Paracel islands
Paracel islands. Photo: Nicolas Lannuzel/flickr.

It’s not relocating aircraft carriers to the Pacific or stationing 2,500 marines in Australia but China’s provocative establishment of a new city, Sansha, in the disputed Paracels chain takes the geopolitical drama in the South China Sea to a new stage. This escalating assertiveness may have a larger strategic importance as part of Beijing’s response to the often touted US “pivot” or rebalancing in Asia.

Proclaiming a new city on the 2km long atoll in the South China Sea (population some 150 fishermen), replete with its own mayor, municipal council, and military garrison takes the issue a step beyond diplomatic quarrels with other claimants, in this case the Philippines and Vietnam. China appears to also view its newly anointed Sansha as a sort of administrative and monitoring hub for the wider South China Sea area.

OPEC and Saudi Shrewd Middle Power Diplomacy

For middle powers like Saudi Arabia an effective foreign policy requires both cunning and a knack for identifying force multipliers.
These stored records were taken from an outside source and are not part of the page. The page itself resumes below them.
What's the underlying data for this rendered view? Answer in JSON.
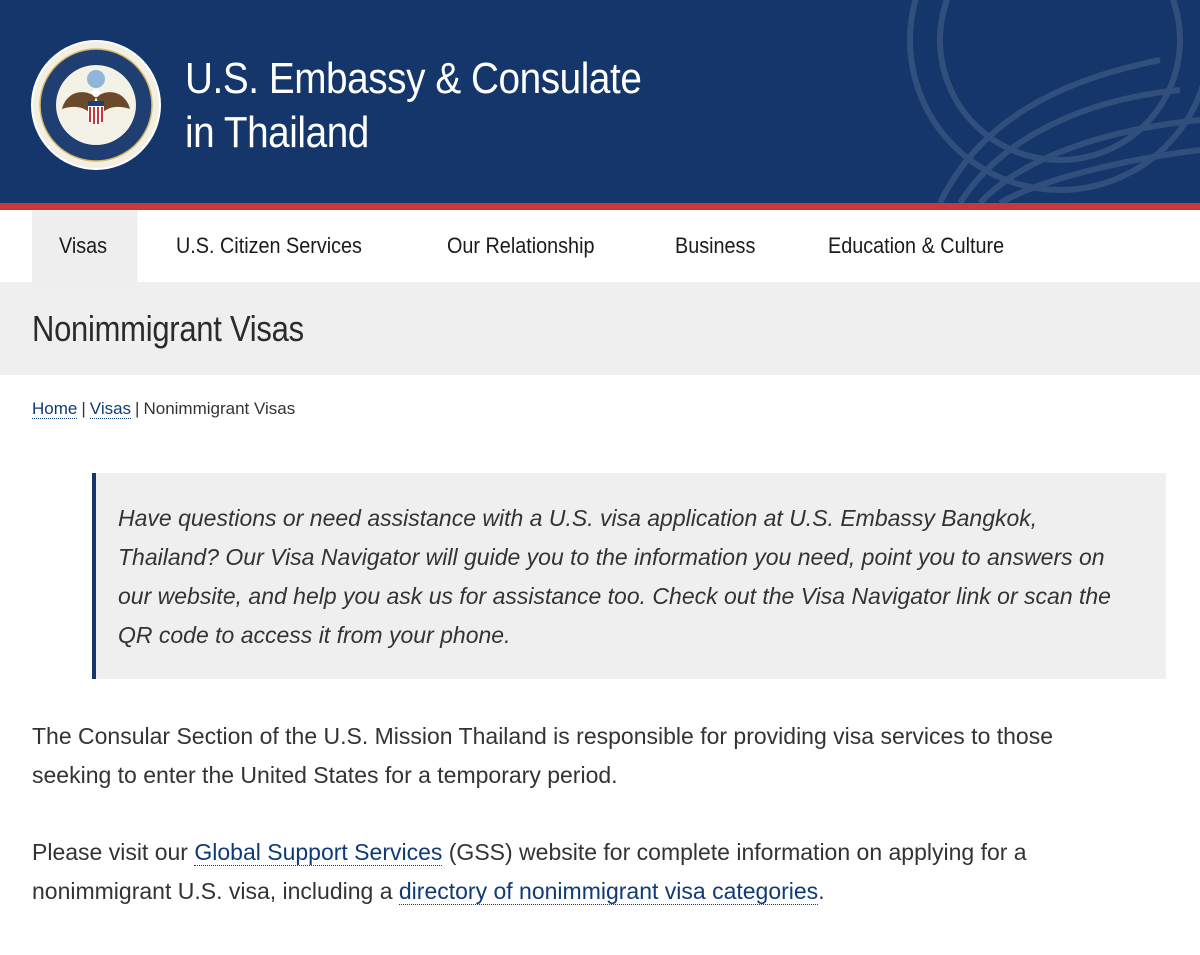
{
  "header": {
    "title_line1": "U.S. Embassy & Consulate",
    "title_line2": "in Thailand",
    "seal_text": "DEPARTMENT OF STATE · UNITED STATES OF AMERICA",
    "colors": {
      "header_bg": "#14366b",
      "accent_red": "#c7383a"
    }
  },
  "nav": {
    "items": [
      {
        "label": "Visas",
        "active": true
      },
      {
        "label": "U.S. Citizen Services"
      },
      {
        "label": "Our Relationship"
      },
      {
        "label": "Business"
      },
      {
        "label": "Education & Culture"
      }
    ]
  },
  "page": {
    "title": "Nonimmigrant Visas"
  },
  "breadcrumb": {
    "home": "Home",
    "visas": "Visas",
    "current": "Nonimmigrant Visas",
    "separator": "|"
  },
  "callout": {
    "part1": "Have questions or need assistance with a U.S. visa application at U.S. Embassy Bangkok, Thailand? Our ",
    "link1": "Visa Navigator",
    "part2": " will guide you to the information you need, point you to answers on our website, and help you ask us for assistance too.  Check out the ",
    "link2": "Visa Navigator",
    "part3": " link or scan the ",
    "link3": "QR code",
    "part4": " to access it from your phone."
  },
  "body": {
    "para1": "The Consular Section of the U.S. Mission Thailand is responsible for providing visa services to those seeking to enter the United States for a temporary period.",
    "para2_part1": "Please visit our ",
    "para2_link1": "Global Support Services",
    "para2_part2": " (GSS) website for complete information on applying for a nonimmigrant U.S. visa, including a ",
    "para2_link2": "directory of nonimmigrant visa categories",
    "para2_part3": "."
  }
}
Of course, being the world’s largest oil producer is a bit of a force multiplier by itself, as the move on Thursday by the Organization of Petroleum Exporting Countries (OPEC) not to reduce production despite a price decline from $128 to $97 per barrel suggests.

OPEC price hawks like Iran sought to reduce the current 30 million barrel a day production quota (actual production is nearly 32mil brls a day as OPEC members routinely exceed their quotas). But Riyadh was not only opposed, but sought a production increase, though in the end the compromise was the status quo. That may sound a bit counter-intuitive – it was the first time in a decade that OPEC did not reduce production quotas after a more than 20 percent price decline. In fact, the Saudis were actually contemplating a production increase, even though that might drop prices close to the roughly $80/brl they need to balance their budget.